“I have this crazy mental image of her arriving and the guys on the track are having to move up the banking so that she can finish off her final lap.
“Her time was only like 10 minutes slower than Felice Gimondi who I think had won one of the major tours that year (he did – la Vuelta) and was at the peak of his career.
“The best riders in the world were taking part in this event,which was really prestigious and they’re all professionals so they’re paid to train and cycle full-time etc and Beryl is doing this and she’s a mum and a self-described housewife who works on a rhubarb farm picking rhubarb and does all the housework and cooking but there she is doing this incredible time.”
Best spoke to a number of the riders who feature in the book or at the very least tracked down relatives.
But there was one champion who evaded her – French star Jeannie Longo.
Longo, a famously prickly character at the best of times, is very much persona non grata in the eyes of French cycling after an EPO scandal involving her husband – and former coach – Patrice Ciprelli.
Best said: “I think the only way I’d have been able to talk to her would have been to camp outside her house! It’s funny because the cycling federations don’t want to have anything to do with her and said that they had no contact details for her which did seem bullsh*t.
“She has a website which she clearly hasn’t updated in along time so she wouldn’t have got my messages through there; I tried going via various cycling companies and I worked out the village where she lives so I tried to go through the town hall to see if they’d put a word in for me. I tried so many difference avenues and just couldn’t connect with her.

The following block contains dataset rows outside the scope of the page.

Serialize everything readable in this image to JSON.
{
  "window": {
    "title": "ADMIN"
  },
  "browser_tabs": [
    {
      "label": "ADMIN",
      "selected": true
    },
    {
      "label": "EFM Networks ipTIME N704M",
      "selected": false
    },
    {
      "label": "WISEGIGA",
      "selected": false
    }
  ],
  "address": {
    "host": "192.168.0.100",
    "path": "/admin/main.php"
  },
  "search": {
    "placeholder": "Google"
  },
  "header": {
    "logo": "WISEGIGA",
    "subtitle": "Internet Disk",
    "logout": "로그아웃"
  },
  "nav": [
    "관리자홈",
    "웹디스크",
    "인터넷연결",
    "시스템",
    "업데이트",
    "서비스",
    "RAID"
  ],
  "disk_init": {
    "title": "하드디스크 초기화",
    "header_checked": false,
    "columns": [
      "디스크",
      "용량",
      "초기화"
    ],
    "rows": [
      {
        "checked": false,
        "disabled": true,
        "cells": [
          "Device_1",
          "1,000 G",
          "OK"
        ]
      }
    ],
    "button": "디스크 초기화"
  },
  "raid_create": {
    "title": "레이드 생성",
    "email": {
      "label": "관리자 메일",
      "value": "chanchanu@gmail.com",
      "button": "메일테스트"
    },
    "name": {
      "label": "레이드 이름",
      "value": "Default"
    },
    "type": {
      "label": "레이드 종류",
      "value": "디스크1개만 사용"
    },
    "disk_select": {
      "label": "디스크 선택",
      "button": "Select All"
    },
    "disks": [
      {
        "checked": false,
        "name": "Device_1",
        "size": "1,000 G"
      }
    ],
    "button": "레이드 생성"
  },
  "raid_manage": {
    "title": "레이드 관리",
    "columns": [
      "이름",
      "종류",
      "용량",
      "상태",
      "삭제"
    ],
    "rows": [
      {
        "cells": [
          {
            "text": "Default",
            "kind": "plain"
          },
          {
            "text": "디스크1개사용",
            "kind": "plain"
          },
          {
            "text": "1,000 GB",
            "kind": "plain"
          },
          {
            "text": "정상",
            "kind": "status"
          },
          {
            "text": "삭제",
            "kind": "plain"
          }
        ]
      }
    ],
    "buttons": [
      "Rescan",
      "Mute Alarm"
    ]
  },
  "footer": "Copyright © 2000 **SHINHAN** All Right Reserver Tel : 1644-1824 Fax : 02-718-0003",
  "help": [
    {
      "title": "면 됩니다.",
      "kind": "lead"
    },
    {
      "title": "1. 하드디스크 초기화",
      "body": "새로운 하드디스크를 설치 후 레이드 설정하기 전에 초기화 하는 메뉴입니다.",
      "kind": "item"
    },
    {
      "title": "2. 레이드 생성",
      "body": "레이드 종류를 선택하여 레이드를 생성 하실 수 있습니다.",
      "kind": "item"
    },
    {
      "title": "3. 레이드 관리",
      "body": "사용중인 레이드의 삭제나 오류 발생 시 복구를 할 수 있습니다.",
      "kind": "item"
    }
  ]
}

“It would have been difficult for her to do an interview with me because of the scandal with her husband and EPO and it’s a bit of a shame really because I would have been very open and would have wanted her just to tell her story.
“I find myself sympathising with her actually. It was a very hard chapter to write. She’s a bit like Beryl Burton in lots of ways in terms of that complete obsession of winning at all costs.

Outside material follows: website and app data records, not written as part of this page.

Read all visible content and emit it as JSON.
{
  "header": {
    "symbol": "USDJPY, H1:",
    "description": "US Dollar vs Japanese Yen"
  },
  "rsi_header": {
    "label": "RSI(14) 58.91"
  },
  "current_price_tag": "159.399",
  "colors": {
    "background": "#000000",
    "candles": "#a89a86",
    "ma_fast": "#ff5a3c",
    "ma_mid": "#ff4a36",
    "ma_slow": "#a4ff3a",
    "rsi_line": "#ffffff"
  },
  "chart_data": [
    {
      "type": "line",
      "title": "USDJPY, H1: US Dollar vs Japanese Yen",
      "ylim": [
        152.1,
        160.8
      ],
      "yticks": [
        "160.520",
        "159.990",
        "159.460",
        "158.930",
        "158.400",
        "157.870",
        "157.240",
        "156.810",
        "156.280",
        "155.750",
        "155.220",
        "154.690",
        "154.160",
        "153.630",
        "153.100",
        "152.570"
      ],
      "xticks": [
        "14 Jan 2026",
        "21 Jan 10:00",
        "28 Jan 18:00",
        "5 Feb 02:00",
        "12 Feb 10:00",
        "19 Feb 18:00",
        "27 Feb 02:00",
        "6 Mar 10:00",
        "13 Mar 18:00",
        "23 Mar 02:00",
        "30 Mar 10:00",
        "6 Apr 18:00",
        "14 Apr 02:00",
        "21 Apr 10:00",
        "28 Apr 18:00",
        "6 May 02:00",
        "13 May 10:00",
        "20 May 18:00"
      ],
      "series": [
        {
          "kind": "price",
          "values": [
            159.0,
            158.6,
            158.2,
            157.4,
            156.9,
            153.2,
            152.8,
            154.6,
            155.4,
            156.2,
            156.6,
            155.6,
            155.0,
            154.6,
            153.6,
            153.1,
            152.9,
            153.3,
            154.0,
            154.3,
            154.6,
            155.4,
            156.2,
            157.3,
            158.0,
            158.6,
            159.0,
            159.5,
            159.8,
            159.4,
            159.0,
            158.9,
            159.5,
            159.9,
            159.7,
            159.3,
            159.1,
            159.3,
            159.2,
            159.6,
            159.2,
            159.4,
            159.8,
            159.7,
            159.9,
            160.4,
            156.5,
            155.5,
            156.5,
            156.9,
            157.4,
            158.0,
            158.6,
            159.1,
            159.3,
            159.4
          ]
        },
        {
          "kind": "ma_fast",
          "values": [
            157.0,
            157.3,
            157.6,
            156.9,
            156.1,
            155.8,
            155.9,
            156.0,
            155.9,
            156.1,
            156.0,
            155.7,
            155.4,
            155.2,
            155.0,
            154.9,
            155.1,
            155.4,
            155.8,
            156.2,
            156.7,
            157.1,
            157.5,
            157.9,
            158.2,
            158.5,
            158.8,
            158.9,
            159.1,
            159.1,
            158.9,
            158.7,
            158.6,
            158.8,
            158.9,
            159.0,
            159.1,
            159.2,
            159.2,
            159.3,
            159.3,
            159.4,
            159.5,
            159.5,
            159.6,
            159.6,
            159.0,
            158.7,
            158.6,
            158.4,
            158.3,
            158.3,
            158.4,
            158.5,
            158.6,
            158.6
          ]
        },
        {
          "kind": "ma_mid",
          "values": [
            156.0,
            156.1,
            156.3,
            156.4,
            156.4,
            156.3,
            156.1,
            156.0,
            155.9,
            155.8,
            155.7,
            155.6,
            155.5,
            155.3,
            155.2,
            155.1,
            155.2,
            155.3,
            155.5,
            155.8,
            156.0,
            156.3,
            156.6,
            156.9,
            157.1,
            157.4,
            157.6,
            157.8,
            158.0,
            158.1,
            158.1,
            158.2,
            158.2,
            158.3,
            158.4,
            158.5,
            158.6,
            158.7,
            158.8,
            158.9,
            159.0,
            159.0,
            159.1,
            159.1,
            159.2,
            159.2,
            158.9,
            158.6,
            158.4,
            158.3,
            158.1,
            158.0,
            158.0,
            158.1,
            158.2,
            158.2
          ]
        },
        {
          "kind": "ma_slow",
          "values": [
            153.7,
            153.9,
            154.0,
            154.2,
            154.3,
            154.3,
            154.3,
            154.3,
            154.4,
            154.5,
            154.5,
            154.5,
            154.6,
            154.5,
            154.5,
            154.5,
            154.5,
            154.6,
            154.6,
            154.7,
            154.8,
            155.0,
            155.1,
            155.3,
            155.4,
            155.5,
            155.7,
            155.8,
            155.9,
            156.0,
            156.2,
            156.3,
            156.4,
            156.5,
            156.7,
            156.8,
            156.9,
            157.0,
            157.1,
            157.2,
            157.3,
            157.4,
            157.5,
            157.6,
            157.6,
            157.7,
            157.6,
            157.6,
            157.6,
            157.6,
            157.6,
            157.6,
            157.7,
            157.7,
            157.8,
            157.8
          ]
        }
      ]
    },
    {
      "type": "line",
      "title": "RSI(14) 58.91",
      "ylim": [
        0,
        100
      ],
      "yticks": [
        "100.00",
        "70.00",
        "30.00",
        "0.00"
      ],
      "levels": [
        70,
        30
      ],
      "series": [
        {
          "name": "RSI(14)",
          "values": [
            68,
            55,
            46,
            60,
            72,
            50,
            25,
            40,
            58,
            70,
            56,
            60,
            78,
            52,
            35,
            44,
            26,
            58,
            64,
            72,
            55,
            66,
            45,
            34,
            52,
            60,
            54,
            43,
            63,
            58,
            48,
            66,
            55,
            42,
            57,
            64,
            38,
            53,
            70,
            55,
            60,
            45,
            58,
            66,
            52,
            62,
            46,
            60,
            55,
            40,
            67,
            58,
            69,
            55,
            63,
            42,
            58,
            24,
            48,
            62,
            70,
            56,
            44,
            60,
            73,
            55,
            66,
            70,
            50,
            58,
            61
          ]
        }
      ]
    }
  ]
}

“I think she’s a very interesting, complex character and the doping stuff isn’t really fair either because it was her husband who had the EPO but he was coaching other riders as well but there was no scrutiny to suggest the EPO went to her but you just have these suspicions.

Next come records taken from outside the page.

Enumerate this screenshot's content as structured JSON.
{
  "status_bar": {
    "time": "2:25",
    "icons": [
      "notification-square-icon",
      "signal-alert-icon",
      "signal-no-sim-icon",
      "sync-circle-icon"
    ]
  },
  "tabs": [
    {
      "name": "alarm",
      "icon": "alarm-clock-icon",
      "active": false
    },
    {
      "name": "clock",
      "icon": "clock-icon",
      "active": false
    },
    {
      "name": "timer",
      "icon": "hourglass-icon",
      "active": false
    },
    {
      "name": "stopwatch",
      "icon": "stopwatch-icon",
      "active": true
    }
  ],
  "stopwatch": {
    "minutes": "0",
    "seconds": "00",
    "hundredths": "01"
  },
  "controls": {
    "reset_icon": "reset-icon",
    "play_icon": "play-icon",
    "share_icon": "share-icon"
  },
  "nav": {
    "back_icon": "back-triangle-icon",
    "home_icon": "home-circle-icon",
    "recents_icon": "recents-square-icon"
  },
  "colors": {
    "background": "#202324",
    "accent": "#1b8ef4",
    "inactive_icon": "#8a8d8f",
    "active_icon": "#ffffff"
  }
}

“Some of the riders I talked to said there was this sense that Jeanie Longo was this very good rider but then there was this sudden moment in around 1987 when she just took off and there was this real rivalry between her and Maria Canins who this absolutely brilliant climber and she was always winning the Tour de France because she would just take off up the mountains and Jeannie couldn’t catch her.
“And then there was a moment when it was Jeannie leaving Maria behind and that’s when the eyebrows were raised. When you look at it, the timing of it, you automatically think that it must be EPO but actually I don’t think it could have been because EPO only came onto the market that year or the year before the men’s peloton hadn’t really got onto it until a couple of years later.
“We don’t really know because there’s this stuff that you try and work out from what people have said but she would have had to have been ahead of the men. Could she have been doing bloody doping? I think the logistics of it – keeping the bloody bags cool etc – would have made it very difficult.
“I just feel like it is very complicated with her and one should ask the questions but if you look at the men’s peloton, how many of those have come out of all this with their reputations unscathed? Let’s not be hypocritical about her and dismissing this incredible legacy because of these doubts when we carry on lionising male riders we knew were dodgy.
“I feel like she’s been hard done by. She was unpopular in the peloton but why should a supreme athlete be a nice person?”
Queens of Pain (Blue Train Publishing/Rapha Editions) is available now by clicking here.